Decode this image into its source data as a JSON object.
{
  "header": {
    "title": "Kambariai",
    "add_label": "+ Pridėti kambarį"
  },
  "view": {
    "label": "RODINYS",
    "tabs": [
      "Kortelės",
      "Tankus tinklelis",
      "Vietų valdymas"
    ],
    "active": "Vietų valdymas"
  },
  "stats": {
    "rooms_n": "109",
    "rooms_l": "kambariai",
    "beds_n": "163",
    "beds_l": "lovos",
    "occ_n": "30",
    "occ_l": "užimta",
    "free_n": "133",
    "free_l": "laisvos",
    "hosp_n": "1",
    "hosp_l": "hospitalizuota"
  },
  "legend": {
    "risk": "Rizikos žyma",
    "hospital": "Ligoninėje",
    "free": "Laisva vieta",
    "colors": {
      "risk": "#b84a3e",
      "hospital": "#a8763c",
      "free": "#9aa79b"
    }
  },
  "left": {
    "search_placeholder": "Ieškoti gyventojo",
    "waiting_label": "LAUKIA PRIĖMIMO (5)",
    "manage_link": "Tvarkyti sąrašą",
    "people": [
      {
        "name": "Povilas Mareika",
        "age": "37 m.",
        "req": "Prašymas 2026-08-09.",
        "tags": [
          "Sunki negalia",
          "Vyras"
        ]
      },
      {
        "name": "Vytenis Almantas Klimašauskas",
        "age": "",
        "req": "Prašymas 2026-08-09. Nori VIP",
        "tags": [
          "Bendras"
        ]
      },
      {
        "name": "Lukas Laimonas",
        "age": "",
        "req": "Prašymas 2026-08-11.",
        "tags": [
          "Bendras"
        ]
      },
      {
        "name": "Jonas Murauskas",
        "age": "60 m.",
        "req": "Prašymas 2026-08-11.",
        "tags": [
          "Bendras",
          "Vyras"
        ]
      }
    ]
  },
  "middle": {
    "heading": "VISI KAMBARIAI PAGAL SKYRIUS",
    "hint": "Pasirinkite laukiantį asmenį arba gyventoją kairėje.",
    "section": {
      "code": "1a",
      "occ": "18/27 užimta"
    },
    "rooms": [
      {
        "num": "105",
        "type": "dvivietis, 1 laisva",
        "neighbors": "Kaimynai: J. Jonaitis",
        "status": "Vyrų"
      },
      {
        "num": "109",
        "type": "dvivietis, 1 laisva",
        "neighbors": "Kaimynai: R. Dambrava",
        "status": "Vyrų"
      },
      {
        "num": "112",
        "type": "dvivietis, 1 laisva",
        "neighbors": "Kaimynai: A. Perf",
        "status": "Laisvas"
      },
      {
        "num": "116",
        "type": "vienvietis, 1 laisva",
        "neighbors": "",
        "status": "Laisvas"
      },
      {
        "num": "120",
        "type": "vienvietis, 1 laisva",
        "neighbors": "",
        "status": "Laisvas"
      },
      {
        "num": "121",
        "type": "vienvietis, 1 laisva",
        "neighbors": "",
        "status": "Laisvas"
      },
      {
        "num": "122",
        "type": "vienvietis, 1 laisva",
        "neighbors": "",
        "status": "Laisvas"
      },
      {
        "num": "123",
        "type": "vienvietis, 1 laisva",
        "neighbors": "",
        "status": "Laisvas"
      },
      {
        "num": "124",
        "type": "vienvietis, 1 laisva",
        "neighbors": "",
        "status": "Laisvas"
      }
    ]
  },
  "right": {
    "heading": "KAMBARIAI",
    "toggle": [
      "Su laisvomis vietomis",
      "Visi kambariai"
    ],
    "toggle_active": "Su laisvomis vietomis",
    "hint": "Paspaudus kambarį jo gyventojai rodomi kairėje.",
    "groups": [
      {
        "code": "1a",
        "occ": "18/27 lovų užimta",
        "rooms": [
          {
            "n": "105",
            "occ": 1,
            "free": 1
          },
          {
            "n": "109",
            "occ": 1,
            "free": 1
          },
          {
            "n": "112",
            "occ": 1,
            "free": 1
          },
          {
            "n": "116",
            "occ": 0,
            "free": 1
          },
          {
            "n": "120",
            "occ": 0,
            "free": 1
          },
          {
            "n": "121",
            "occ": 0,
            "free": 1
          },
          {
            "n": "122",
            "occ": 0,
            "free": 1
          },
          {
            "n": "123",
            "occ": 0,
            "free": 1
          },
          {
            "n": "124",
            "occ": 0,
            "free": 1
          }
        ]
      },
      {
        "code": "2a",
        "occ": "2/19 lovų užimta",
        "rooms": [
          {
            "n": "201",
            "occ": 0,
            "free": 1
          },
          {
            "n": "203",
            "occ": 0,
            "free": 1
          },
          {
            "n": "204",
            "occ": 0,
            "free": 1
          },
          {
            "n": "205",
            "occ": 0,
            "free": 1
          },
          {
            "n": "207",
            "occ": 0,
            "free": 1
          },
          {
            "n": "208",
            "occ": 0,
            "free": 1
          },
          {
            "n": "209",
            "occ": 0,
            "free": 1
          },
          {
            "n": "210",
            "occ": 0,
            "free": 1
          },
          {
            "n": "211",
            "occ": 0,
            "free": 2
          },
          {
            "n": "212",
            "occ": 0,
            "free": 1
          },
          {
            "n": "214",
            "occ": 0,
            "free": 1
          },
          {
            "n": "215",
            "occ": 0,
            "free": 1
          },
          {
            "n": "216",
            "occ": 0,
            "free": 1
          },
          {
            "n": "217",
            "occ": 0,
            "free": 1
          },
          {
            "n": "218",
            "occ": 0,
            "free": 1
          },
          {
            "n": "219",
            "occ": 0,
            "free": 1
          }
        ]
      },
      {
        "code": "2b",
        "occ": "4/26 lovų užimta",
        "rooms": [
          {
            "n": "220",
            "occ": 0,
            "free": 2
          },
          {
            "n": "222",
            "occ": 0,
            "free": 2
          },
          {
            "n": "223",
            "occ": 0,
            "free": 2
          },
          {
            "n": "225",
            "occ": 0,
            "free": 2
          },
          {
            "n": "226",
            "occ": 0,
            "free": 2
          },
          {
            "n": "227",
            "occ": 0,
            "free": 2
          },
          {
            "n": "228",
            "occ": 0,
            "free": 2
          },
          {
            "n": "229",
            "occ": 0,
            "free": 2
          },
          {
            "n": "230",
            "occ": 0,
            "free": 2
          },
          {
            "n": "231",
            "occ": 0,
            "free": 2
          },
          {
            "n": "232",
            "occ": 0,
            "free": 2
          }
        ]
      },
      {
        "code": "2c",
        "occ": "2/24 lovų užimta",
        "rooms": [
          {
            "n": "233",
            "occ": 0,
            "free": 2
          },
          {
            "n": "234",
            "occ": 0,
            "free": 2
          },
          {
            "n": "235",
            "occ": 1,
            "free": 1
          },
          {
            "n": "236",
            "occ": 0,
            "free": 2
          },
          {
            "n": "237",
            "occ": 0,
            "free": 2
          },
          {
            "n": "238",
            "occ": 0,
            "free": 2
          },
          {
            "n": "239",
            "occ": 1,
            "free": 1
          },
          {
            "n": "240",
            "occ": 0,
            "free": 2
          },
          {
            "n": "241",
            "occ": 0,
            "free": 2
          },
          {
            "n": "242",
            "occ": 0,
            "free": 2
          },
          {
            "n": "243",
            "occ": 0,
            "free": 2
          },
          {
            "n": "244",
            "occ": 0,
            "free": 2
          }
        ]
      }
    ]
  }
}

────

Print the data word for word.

Decode this image into its source data as a JSON object.
{
  "header": {
    "title": "Kambariai",
    "add_label": "+ Pridėti kambarį"
  },
  "view": {
    "label": "RODINYS",
    "tabs": [
      "Kortelės",
      "Tankus tinklelis",
      "Vietų valdymas"
    ],
    "active": "Vietų valdymas"
  },
  "stats": {
    "rooms_n": "109",
    "rooms_l": "kambariai",
    "beds_n": "163",
    "beds_l": "lovos",
    "occ_n": "30",
    "occ_l": "užimta",
    "free_n": "133",
    "free_l": "laisvos",
    "hosp_n": "1",
    "hosp_l": "hospitalizuota"
  },
  "legend": {
    "risk": "Rizikos žyma",
    "hospital": "Ligoninėje",
    "free": "Laisva vieta",
    "colors": {
      "risk": "#b84a3e",
      "hospital": "#a8763c",
      "free": "#9aa79b"
    }
  },
  "left": {
    "search_placeholder": "Ieškoti gyventojo",
    "waiting_label": "LAUKIA PRIĖMIMO (5)",
    "manage_link": "Tvarkyti sąrašą",
    "people": [
      {
        "name": "Povilas Mareika",
        "age": "37 m.",
        "req": "Prašymas 2026-08-09.",
        "tags": [
          "Sunki negalia",
          "Vyras"
        ]
      },
      {
        "name": "Vytenis Almantas Klimašauskas",
        "age": "",
        "req": "Prašymas 2026-08-09. Nori VIP",
        "tags": [
          "Bendras"
        ]
      },
      {
        "name": "Lukas Laimonas",
        "age": "",
        "req": "Prašymas 2026-08-11.",
        "tags": [
          "Bendras"
        ]
      },
      {
        "name": "Jonas Murauskas",
        "age": "60 m.",
        "req": "Prašymas 2026-08-11.",
        "tags": [
          "Bendras",
          "Vyras"
        ]
      }
    ]
  },
  "middle": {
    "heading": "VISI KAMBARIAI PAGAL SKYRIUS",
    "hint": "Pasirinkite laukiantį asmenį arba gyventoją kairėje.",
    "section": {
      "code": "1a",
      "occ": "18/27 užimta"
    },
    "rooms": [
      {
        "num": "105",
        "type": "dvivietis, 1 laisva",
        "neighbors": "Kaimynai: J. Jonaitis",
        "status": "Vyrų"
      },
      {
        "num": "109",
        "type": "dvivietis, 1 laisva",
        "neighbors": "Kaimynai: R. Dambrava",
        "status": "Vyrų"
      },
      {
        "num": "112",
        "type": "dvivietis, 1 laisva",
        "neighbors": "Kaimynai: A. Perf",
        "status": "Laisvas"
      },
      {
        "num": "116",
        "type": "vienvietis, 1 laisva",
        "neighbors": "",
        "status": "Laisvas"
      },
      {
        "num": "120",
        "type": "vienvietis, 1 laisva",
        "neighbors": "",
        "status": "Laisvas"
      },
      {
        "num": "121",
        "type": "vienvietis, 1 laisva",
        "neighbors": "",
        "status": "Laisvas"
      },
      {
        "num": "122",
        "type": "vienvietis, 1 laisva",
        "neighbors": "",
        "status": "Laisvas"
      },
      {
        "num": "123",
        "type": "vienvietis, 1 laisva",
        "neighbors": "",
        "status": "Laisvas"
      },
      {
        "num": "124",
        "type": "vienvietis, 1 laisva",
        "neighbors": "",
        "status": "Laisvas"
      }
    ]
  },
  "right": {
    "heading": "KAMBARIAI",
    "toggle": [
      "Su laisvomis vietomis",
      "Visi kambariai"
    ],
    "toggle_active": "Su laisvomis vietomis",
    "hint": "Paspaudus kambarį jo gyventojai rodomi kairėje.",
    "groups": [
      {
        "code": "1a",
        "occ": "18/27 lovų užimta",
        "rooms": [
          {
            "n": "105",
            "occ": 1,
            "free": 1
          },
          {
            "n": "109",
            "occ": 1,
            "free": 1
          },
          {
            "n": "112",
            "occ": 1,
            "free": 1
          },
          {
            "n": "116",
            "occ": 0,
            "free": 1
          },
          {
            "n": "120",
            "occ": 0,
            "free": 1
          },
          {
            "n": "121",
            "occ": 0,
            "free": 1
          },
          {
            "n": "122",
            "occ": 0,
            "free": 1
          },
          {
            "n": "123",
            "occ": 0,
            "free": 1
          },
          {
            "n": "124",
            "occ": 0,
            "free": 1
          }
        ]
      },
      {
        "code": "2a",
        "occ": "2/19 lovų užimta",
        "rooms": [
          {
            "n": "201",
            "occ": 0,
            "free": 1
          },
          {
            "n": "203",
            "occ": 0,
            "free": 1
          },
          {
            "n": "204",
            "occ": 0,
            "free": 1
          },
          {
            "n": "205",
            "occ": 0,
            "free": 1
          },
          {
            "n": "207",
            "occ": 0,
            "free": 1
          },
          {
            "n": "208",
            "occ": 0,
            "free": 1
          },
          {
            "n": "209",
            "occ": 0,
            "free": 1
          },
          {
            "n": "210",
            "occ": 0,
            "free": 1
          },
          {
            "n": "211",
            "occ": 0,
            "free": 2
          },
          {
            "n": "212",
            "occ": 0,
            "free": 1
          },
          {
            "n": "214",
            "occ": 0,
            "free": 1
          },
          {
            "n": "215",
            "occ": 0,
            "free": 1
          },
          {
            "n": "216",
            "occ": 0,
            "free": 1
          },
          {
            "n": "217",
            "occ": 0,
            "free": 1
          },
          {
            "n": "218",
            "occ": 0,
            "free": 1
          },
          {
            "n": "219",
            "occ": 0,
            "free": 1
          }
        ]
      },
      {
        "code": "2b",
        "occ": "4/26 lovų užimta",
        "rooms": [
          {
            "n": "220",
            "occ": 0,
            "free": 2
          },
          {
            "n": "222",
            "occ": 0,
            "free": 2
          },
          {
            "n": "223",
            "occ": 0,
            "free": 2
          },
          {
            "n": "225",
            "occ": 0,
            "free": 2
          },
          {
            "n": "226",
            "occ": 0,
            "free": 2
          },
          {
            "n": "227",
            "occ": 0,
            "free": 2
          },
          {
            "n": "228",
            "occ": 0,
            "free": 2
          },
          {
            "n": "229",
            "occ": 0,
            "free": 2
          },
          {
            "n": "230",
            "occ": 0,
            "free": 2
          },
          {
            "n": "231",
            "occ": 0,
            "free": 2
          },
          {
            "n": "232",
            "occ": 0,
            "free": 2
          }
        ]
      },
      {
        "code": "2c",
        "occ": "2/24 lovų užimta",
        "rooms": [
          {
            "n": "233",
            "occ": 0,
            "free": 2
          },
          {
            "n": "234",
            "occ": 0,
            "free": 2
          },
          {
            "n": "235",
            "occ": 1,
            "free": 1
          },
          {
            "n": "236",
            "occ": 0,
            "free": 2
          },
          {
            "n": "237",
            "occ": 0,
            "free": 2
          },
          {
            "n": "238",
            "occ": 0,
            "free": 2
          },
          {
            "n": "239",
            "occ": 1,
            "free": 1
          },
          {
            "n": "240",
            "occ": 0,
            "free": 2
          },
          {
            "n": "241",
            "occ": 0,
            "free": 2
          },
          {
            "n": "242",
            "occ": 0,
            "free": 2
          },
          {
            "n": "243",
            "occ": 0,
            "free": 2
          },
          {
            "n": "244",
            "occ": 0,
            "free": 2
          }
        ]
      }
    ]
  }
}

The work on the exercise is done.